Tough years for the fishing industry
The North Norwegian fishing industry looks quite different today than it did 15 years ago. One in three businesses has been closed down and job numbers have halved. The industry has lost NOK 750 million during this period.
The fishing industry made an overall profit in just five of the 15 years, according to a report prepared by Nofima Marked on commission for the Executive Committee for Northern Norway.
"The losses are unevenly distributed and some companies have still managed to make money virtually every year," says Scientist Bjørn Inge Bendiksen at Nofima Marked. "As a whole, the fishing industry has for many years had weak profitability. While 2008 was a rough year for many in the white fish industry, 2009 can be far worse."
A total of 120 companies in the white fish industry have been closed down since 1995. The biggest decline is in the counties of Nordland, Møre og Romsdal and Troms.

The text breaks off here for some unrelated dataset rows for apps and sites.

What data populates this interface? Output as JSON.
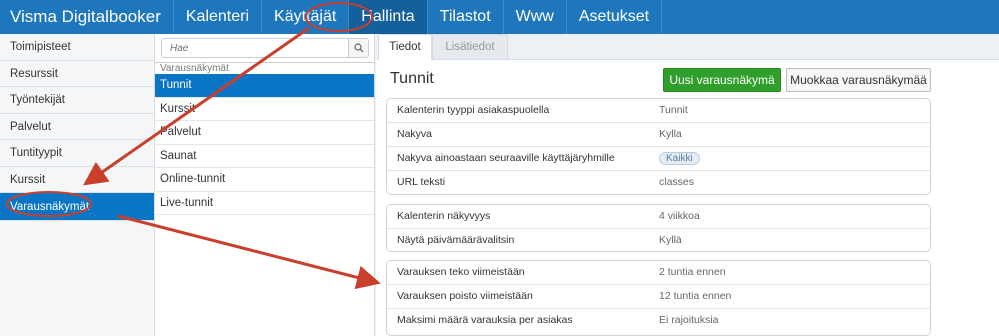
{
  "topbar": {
    "brand": "Visma Digitalbooker",
    "nav": [
      {
        "label": "Kalenteri"
      },
      {
        "label": "Käyttäjät"
      },
      {
        "label": "Hallinta",
        "active": true
      },
      {
        "label": "Tilastot"
      },
      {
        "label": "Www"
      },
      {
        "label": "Asetukset"
      }
    ]
  },
  "sidebar": {
    "items": [
      {
        "label": "Toimipisteet"
      },
      {
        "label": "Resurssit"
      },
      {
        "label": "Työntekijät"
      },
      {
        "label": "Palvelut"
      },
      {
        "label": "Tuntityypit"
      },
      {
        "label": "Kurssit"
      },
      {
        "label": "Varausnäkymät",
        "active": true
      }
    ]
  },
  "middle": {
    "search": {
      "placeholder": "Hae",
      "icon": "search-icon"
    },
    "group_header": "Varausnäkymät",
    "items": [
      {
        "label": "Tunnit",
        "active": true
      },
      {
        "label": "Kurssit"
      },
      {
        "label": "Palvelut"
      },
      {
        "label": "Saunat"
      },
      {
        "label": "Online-tunnit"
      },
      {
        "label": "Live-tunnit"
      }
    ]
  },
  "tabs": [
    {
      "label": "Tiedot",
      "active": true
    },
    {
      "label": "Lisätiedot"
    }
  ],
  "detail": {
    "title": "Tunnit",
    "new_button": "Uusi varausnäkymä",
    "edit_button": "Muokkaa varausnäkymää",
    "group1": [
      {
        "label": "Kalenterin tyyppi asiakaspuolella",
        "value": "Tunnit"
      },
      {
        "label": "Nakyva",
        "value": "Kylla"
      },
      {
        "label": "Nakyva ainoastaan seuraaville käyttäjäryhmille",
        "badge": "Kaikki"
      },
      {
        "label": "URL teksti",
        "value": "classes"
      }
    ],
    "group2": [
      {
        "label": "Kalenterin näkyvyys",
        "value": "4 viikkoa"
      },
      {
        "label": "Näytä päivämäärävalitsin",
        "value": "Kyllä"
      }
    ],
    "group3": [
      {
        "label": "Varauksen teko viimeistään",
        "value": "2 tuntia ennen"
      },
      {
        "label": "Varauksen poisto viimeistään",
        "value": "12 tuntia ennen"
      },
      {
        "label": "Maksimi määrä varauksia per asiakas",
        "value": "Ei rajoituksia"
      }
    ]
  },
  "colors": {
    "topbar": "#1e77bd",
    "active_item": "#0b75c5",
    "primary_button": "#2f9e2a",
    "annotation": "#c8402c"
  }
}
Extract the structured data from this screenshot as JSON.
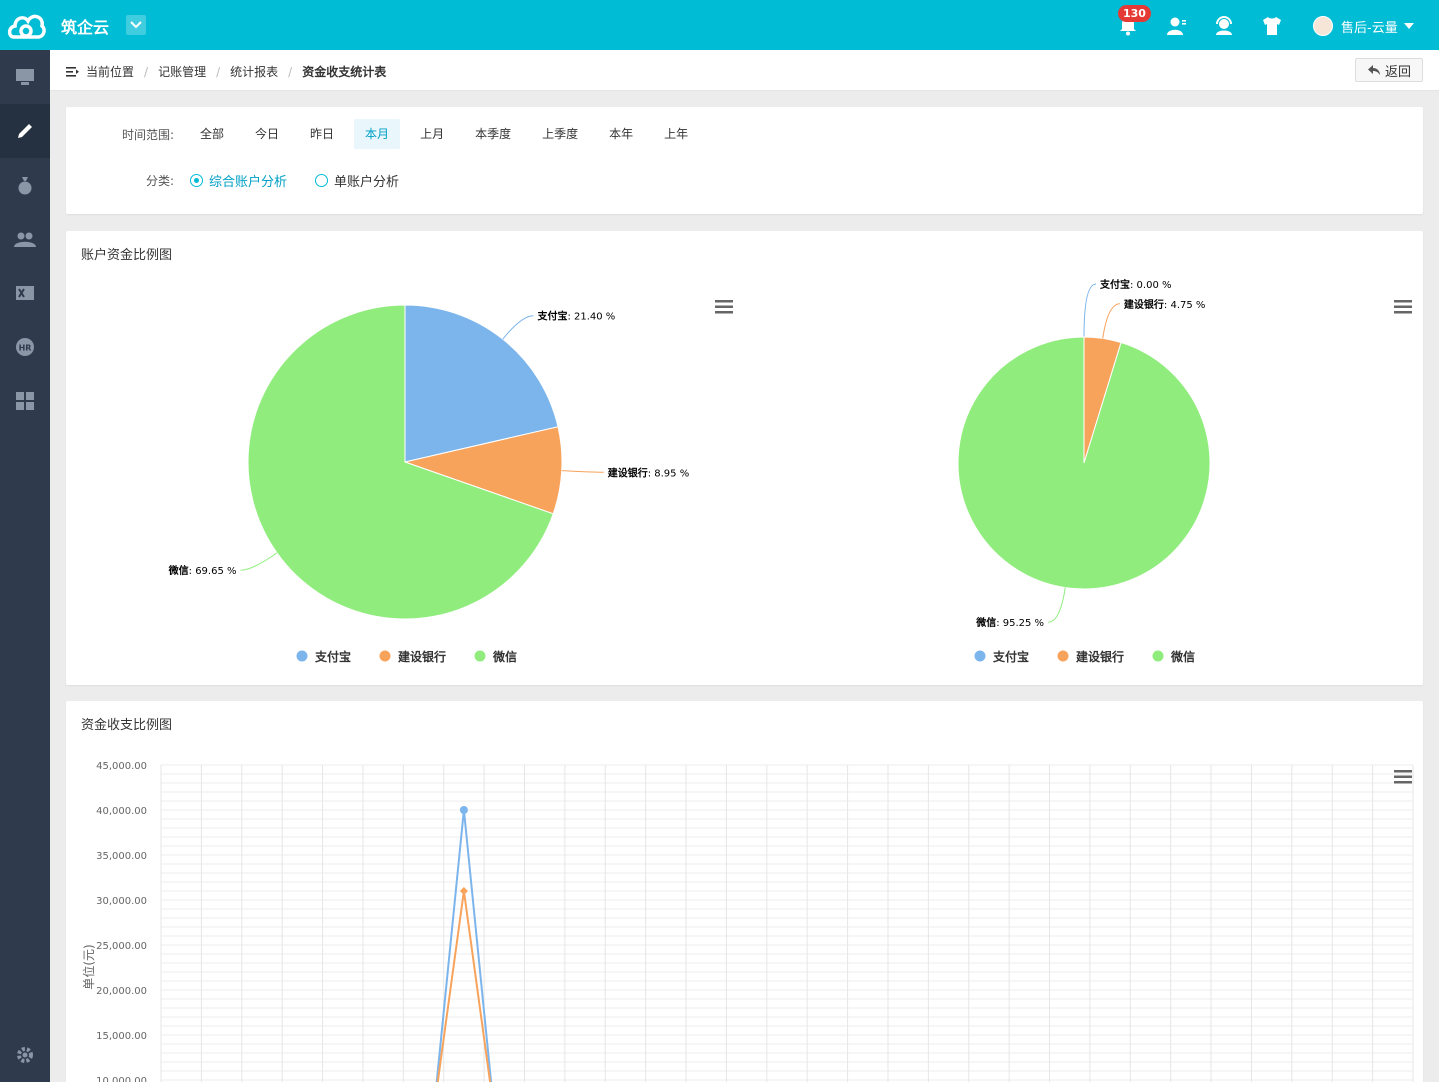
{
  "app": {
    "title": "筑企云"
  },
  "header": {
    "notification_count": "130",
    "user_name": "售后-云量"
  },
  "sidebar": {
    "items": [
      "dashboard",
      "edit",
      "money",
      "users",
      "excel",
      "hr",
      "apps"
    ]
  },
  "breadcrumb": {
    "home": "当前位置",
    "items": [
      "记账管理",
      "统计报表"
    ],
    "current": "资金收支统计表",
    "back_label": "返回"
  },
  "filter": {
    "range_label": "时间范围:",
    "ranges": [
      "全部",
      "今日",
      "昨日",
      "本月",
      "上月",
      "本季度",
      "上季度",
      "本年",
      "上年"
    ],
    "selected_range": "本月",
    "category_label": "分类:",
    "categories": [
      "综合账户分析",
      "单账户分析"
    ],
    "selected_category": "综合账户分析"
  },
  "pie_panel": {
    "title": "账户资金比例图"
  },
  "line_panel": {
    "title": "资金收支比例图"
  },
  "colors": {
    "primary": "#00bcd4",
    "alipay": "#7cb5ec",
    "ccb": "#f7a35c",
    "wechat": "#90ed7d"
  },
  "chart_data": [
    {
      "type": "pie",
      "series": [
        {
          "name": "支付宝",
          "value": 21.4,
          "label": "21.40 %"
        },
        {
          "name": "建设银行",
          "value": 8.95,
          "label": "8.95 %"
        },
        {
          "name": "微信",
          "value": 69.65,
          "label": "69.65 %"
        }
      ],
      "legend": [
        "支付宝",
        "建设银行",
        "微信"
      ]
    },
    {
      "type": "pie",
      "series": [
        {
          "name": "支付宝",
          "value": 0.0,
          "label": "0.00 %"
        },
        {
          "name": "建设银行",
          "value": 4.75,
          "label": "4.75 %"
        },
        {
          "name": "微信",
          "value": 95.25,
          "label": "95.25 %"
        }
      ],
      "legend": [
        "支付宝",
        "建设银行",
        "微信"
      ]
    },
    {
      "type": "line",
      "ylabel": "单位(元)",
      "ylim": [
        10000,
        45000
      ],
      "yticks": [
        "45,000.00",
        "40,000.00",
        "35,000.00",
        "30,000.00",
        "25,000.00",
        "20,000.00",
        "15,000.00",
        "10,000.00"
      ],
      "ytick_values": [
        45000,
        40000,
        35000,
        30000,
        25000,
        20000,
        15000,
        10000
      ],
      "series": [
        {
          "color": "#7cb5ec",
          "peak": 40000,
          "marker": "circle"
        },
        {
          "color": "#f7a35c",
          "peak": 31000,
          "marker": "diamond"
        }
      ]
    }
  ]
}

In the same period, each company employed fewer staff. Many tasks have been automated and many filleting companies with high staffing levels have closed down. Viewed collectively, the number of people employed in the fishing industry has halved to 2700 in 2007. These figures relate to the industry that processes wild fish – not farmed fish.
From frozen to salted
For many decades frozen fillet was the most important product in the Norwegian white fish industry. Salted fish, clipfish and stockfish have reclaimed the throne. Stockfish products have collectively earned around NOK 300 million in this period.
"The stockfish market is small and Norwegian producers don’t have many overseas competitors. In addition, many producers have had extremely good access to raw materials," says Scientist Bjørn Inge Bendiksen at Nofima Marked.
"But this can change. Owing to the poor market for salted fish, more fish are hung out to dry. This can lead to lower prices."
From frozen to fresh
The fisheries industry exports more than 90 percent of what it produces abroad, but it is facing increasingly tougher competition. Cheap labour in countries with low production costs and increased sales of species like Alaska pollock, which costs less than Norwegian cod, had led to strong pressure on prices. This creates both challenges and opportunities for Norwegian producers.
Up to 2002, frozen products were the most important for the Norwegian fillet industry, but it is now fresh fillet that is important. This is where there is less competition from countries with low production costs, which means higher prices. But this does not compensate for the decline in frozen products. While half the employees in the white fish industry in 1995 worked in the filleting sector, this had dropped to just one in four 10 years later.
"The white fish industry and in particular parts of the salted fish industry and in a deep crisis, and I don’t think further closures this year can be avoided," says Bendiksen. "But if dramatic changes don’t occur in the trade with Portugal, production of salted fish will remain the cornerstone of the fisheries industry in Northern Norway."